Regional chef-restaurateur Michael Schulson (Sampan, Graffiti Bar and Izakaya) has gotten into the food-truck game with recently opened Rotisserie at the Porch, which dishes out lunch (and sometimes adult beverages and dinner) weekdays from its permanent mobile digs outside 30th Street Station.
There, Schulson does his best to create the vibe of an umbrella-covered tabled nook, giving the busy lunchtime crowd a welcome respite from the daily grind and foot traffic. The view of the city helps, too.
The menu keeps it simple and relatively quick: a handful of snacks and a handful of plates, with a few specials dreamed up for good measure on Thursdays and Fridays. But they do a lot with a small menu in a small space.
Luckily we visited on a day when the specials were being served. The bánh mì sandwich had tender pork that was cooked for five hours and delicious picked vegetables that added a fresh crunchiness and a satisfying level of authenticity to the Vietnamese sandwich. Then we got whisked from the South Pacific to a German bierhaus with the kielbasa ($8), which had a ridiculously good smoky flavor and a heap of fresh sauerkraut on top of marble rye bread. The beer mustard it came with delivered a nice kick.
The watermelon salad ($7) was a perfect summer dish for a sunny day, refreshing with the addition of tomato, feta cheese and mint playing off the sweetness of the melon.

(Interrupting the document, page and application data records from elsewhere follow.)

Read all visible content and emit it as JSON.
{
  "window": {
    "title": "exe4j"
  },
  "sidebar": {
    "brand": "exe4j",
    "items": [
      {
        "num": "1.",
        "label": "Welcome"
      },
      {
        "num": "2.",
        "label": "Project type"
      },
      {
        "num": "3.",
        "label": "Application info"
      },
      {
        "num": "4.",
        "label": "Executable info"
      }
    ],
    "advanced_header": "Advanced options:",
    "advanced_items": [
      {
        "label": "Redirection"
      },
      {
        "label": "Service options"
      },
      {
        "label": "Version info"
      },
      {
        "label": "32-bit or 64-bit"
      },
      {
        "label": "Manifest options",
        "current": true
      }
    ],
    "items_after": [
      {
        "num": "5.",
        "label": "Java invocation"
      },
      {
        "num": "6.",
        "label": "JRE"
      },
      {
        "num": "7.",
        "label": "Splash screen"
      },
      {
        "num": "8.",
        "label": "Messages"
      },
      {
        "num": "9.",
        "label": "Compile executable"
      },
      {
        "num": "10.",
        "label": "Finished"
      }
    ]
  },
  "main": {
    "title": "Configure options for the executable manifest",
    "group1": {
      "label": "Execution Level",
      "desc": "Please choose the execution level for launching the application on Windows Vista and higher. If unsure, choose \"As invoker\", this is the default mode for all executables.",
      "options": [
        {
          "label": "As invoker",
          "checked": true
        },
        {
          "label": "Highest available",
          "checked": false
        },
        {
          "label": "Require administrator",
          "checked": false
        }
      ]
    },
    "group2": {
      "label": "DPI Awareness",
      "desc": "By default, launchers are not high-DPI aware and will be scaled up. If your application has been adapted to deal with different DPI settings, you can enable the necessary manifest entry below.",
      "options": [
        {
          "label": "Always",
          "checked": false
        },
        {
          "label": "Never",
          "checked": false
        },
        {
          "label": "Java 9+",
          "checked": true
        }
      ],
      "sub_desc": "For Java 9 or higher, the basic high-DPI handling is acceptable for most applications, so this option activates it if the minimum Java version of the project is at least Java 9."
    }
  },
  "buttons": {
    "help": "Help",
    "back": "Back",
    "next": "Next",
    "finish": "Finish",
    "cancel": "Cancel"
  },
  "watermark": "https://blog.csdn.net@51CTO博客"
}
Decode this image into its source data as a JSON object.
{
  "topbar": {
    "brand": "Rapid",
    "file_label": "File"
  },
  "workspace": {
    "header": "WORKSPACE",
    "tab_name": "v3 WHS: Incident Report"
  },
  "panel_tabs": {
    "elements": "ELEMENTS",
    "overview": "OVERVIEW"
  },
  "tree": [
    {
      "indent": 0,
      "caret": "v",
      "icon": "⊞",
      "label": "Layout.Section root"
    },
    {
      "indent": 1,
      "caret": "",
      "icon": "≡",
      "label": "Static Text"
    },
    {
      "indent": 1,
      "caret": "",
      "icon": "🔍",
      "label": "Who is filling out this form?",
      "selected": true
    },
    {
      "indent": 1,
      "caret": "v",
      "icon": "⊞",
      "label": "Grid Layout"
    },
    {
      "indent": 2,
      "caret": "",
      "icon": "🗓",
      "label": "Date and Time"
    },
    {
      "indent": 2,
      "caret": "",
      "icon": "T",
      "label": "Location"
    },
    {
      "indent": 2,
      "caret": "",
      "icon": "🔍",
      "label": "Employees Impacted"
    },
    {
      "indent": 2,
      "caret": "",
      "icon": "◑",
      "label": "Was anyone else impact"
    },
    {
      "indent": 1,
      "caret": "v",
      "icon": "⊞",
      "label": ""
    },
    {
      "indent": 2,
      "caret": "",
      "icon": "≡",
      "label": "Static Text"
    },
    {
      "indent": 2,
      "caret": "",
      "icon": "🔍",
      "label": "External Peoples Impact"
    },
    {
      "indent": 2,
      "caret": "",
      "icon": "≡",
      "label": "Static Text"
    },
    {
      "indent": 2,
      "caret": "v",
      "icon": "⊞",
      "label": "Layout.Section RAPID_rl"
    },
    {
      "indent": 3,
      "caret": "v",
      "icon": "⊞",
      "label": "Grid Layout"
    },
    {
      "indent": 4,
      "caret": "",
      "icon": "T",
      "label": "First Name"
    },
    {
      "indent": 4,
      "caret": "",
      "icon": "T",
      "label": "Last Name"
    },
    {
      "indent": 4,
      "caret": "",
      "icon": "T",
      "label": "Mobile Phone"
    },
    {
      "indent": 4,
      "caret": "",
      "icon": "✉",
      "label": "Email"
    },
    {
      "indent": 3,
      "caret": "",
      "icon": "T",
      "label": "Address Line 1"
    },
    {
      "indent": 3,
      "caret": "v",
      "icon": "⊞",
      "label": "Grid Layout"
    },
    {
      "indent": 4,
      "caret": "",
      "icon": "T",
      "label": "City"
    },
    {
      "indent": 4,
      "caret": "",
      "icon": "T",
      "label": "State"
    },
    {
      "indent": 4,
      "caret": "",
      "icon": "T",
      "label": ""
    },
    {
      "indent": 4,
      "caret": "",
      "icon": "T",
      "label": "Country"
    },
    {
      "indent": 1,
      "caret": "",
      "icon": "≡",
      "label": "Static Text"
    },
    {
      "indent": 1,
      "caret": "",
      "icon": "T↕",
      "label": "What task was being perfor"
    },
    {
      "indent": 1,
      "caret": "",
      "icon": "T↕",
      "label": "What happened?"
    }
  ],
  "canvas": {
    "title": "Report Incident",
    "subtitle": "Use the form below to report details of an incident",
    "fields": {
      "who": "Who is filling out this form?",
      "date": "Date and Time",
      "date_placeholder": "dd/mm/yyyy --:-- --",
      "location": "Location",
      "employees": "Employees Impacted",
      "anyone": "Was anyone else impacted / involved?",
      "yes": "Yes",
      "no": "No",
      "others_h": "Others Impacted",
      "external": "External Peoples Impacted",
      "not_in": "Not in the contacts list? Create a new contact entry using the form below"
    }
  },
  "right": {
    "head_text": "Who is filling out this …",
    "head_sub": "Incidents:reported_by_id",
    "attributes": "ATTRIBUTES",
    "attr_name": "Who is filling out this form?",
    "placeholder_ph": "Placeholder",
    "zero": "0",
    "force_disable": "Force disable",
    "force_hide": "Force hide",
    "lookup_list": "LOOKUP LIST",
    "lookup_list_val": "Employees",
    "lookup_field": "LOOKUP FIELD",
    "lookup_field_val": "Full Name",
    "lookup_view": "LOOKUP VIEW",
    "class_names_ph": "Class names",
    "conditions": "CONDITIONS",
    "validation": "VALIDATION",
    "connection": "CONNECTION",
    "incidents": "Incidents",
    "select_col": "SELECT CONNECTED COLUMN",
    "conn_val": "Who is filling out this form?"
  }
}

But Rotisserie turns up the heat and shows off its skills with its meats. The spit-roasted lamb ($10) was juicy and seasoned very generously with fresh herbs, served up on a huge piece of flatbread and topped with mint and cucumber.
Finally, the fish tacos ($7) were probably among the best in the city, mainly because of their simplicity. The hearty piece of perfectly breaded and seasoned fish only needed cabbage, radish and salsa verde to make it sing. Anything above and beyond that would have been overkill.
Schulson has definitely extended his winning restaurant streak into the realm of food trucks. With culinary skills like this on four wheels, and at these prices, why would you spend more money on a lesser lunch?